Work order ->
Pick out each line with the word "text" from the material that follows.

Material to process ->
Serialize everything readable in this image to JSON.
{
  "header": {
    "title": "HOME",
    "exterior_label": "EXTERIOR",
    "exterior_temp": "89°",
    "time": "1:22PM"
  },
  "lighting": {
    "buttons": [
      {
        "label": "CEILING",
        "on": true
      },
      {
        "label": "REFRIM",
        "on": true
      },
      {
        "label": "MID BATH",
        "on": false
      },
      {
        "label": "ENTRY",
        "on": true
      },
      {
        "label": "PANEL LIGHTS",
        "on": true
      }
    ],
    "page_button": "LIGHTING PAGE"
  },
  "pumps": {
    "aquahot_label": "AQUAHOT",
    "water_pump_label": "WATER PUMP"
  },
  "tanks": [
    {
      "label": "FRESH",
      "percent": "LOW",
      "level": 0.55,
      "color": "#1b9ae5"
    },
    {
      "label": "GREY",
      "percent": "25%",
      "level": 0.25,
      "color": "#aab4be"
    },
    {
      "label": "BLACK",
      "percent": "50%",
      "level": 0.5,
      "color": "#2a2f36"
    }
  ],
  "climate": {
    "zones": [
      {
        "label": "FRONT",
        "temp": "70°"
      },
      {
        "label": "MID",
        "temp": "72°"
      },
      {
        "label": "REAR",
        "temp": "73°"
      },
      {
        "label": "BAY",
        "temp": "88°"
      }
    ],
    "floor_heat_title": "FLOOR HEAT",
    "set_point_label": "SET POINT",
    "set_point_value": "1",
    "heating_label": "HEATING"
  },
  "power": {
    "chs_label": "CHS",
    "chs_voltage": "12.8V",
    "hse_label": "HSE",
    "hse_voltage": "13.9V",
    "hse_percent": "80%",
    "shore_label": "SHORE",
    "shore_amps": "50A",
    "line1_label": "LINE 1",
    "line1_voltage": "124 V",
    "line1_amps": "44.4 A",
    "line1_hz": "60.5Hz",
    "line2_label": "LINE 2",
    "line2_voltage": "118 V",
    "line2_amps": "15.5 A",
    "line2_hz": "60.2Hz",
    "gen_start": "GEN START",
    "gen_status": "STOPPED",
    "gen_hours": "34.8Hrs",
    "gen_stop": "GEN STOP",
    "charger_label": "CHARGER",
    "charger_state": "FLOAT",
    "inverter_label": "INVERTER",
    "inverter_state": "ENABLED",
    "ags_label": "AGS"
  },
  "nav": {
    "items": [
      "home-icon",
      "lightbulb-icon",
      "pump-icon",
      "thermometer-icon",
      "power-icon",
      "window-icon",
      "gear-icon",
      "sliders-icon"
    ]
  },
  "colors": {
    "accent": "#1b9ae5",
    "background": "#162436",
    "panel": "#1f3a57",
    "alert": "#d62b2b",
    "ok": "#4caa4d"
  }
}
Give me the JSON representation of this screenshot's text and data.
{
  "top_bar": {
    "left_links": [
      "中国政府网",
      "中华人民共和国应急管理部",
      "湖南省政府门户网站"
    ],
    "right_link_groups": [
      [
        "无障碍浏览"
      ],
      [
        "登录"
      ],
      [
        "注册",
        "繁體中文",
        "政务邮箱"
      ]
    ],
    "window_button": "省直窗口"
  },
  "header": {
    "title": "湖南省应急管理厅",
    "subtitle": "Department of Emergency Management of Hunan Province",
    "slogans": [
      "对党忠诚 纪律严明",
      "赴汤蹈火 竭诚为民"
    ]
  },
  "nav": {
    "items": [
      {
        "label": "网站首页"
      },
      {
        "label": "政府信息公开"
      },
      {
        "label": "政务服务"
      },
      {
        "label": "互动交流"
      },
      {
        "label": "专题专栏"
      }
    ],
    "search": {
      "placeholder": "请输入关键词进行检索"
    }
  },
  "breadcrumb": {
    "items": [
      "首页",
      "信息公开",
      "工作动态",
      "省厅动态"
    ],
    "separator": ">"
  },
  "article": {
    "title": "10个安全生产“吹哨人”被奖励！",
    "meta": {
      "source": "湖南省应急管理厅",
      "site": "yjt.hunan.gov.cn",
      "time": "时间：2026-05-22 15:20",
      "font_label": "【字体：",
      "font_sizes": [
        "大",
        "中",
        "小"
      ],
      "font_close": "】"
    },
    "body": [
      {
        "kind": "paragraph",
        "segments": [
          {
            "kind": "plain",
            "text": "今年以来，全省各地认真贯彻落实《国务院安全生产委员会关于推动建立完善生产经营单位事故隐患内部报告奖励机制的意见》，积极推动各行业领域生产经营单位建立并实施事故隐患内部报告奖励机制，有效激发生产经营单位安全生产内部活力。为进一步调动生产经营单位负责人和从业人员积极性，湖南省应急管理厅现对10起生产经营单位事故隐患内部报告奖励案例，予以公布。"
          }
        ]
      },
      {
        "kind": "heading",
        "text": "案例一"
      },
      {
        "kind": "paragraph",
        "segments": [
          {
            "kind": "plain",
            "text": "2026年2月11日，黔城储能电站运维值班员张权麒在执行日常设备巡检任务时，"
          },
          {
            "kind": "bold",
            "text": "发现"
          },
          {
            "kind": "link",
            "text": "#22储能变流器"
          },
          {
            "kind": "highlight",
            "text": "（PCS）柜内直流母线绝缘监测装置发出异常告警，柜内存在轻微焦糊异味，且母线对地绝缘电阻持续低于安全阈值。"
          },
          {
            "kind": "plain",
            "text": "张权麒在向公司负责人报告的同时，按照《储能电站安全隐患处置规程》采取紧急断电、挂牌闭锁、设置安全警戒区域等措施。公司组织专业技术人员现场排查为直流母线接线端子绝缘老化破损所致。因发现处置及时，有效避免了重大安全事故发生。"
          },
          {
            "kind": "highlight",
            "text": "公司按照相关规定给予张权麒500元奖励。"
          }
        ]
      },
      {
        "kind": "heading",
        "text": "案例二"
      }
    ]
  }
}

Finished exercise ->
Give me the JSON representation of this screenshot's text and data.
            "text": "今年以来，全省各地认真贯彻落实《国务院安全生产委员会关于推动建立完善生产经营单位事故隐患内部报告奖励机制的意见》，积极推动各行业领域生产经营单位建立并实施事故隐患内部报告奖励机制，有效激发生产经营单位安全生产内部活力。为进一步调动生产经营单位负责人和从业人员积极性，湖南省应急管理厅现对10起生产经营单位事故隐患内部报告奖励案例，予以公布。"
        "text": "案例一"
            "text": "2026年2月11日，黔城储能电站运维值班员张权麒在执行日常设备巡检任务时，"
            "text": "发现"
            "text": "#22储能变流器"
            "text": "（PCS）柜内直流母线绝缘监测装置发出异常告警，柜内存在轻微焦糊异味，且母线对地绝缘电阻持续低于安全阈值。"
            "text": "张权麒在向公司负责人报告的同时，按照《储能电站安全隐患处置规程》采取紧急断电、挂牌闭锁、设置安全警戒区域等措施。公司组织专业技术人员现场排查为直流母线接线端子绝缘老化破损所致。因发现处置及时，有效避免了重大安全事故发生。"
            "text": "公司按照相关规定给予张权麒500元奖励。"
        "text": "案例二"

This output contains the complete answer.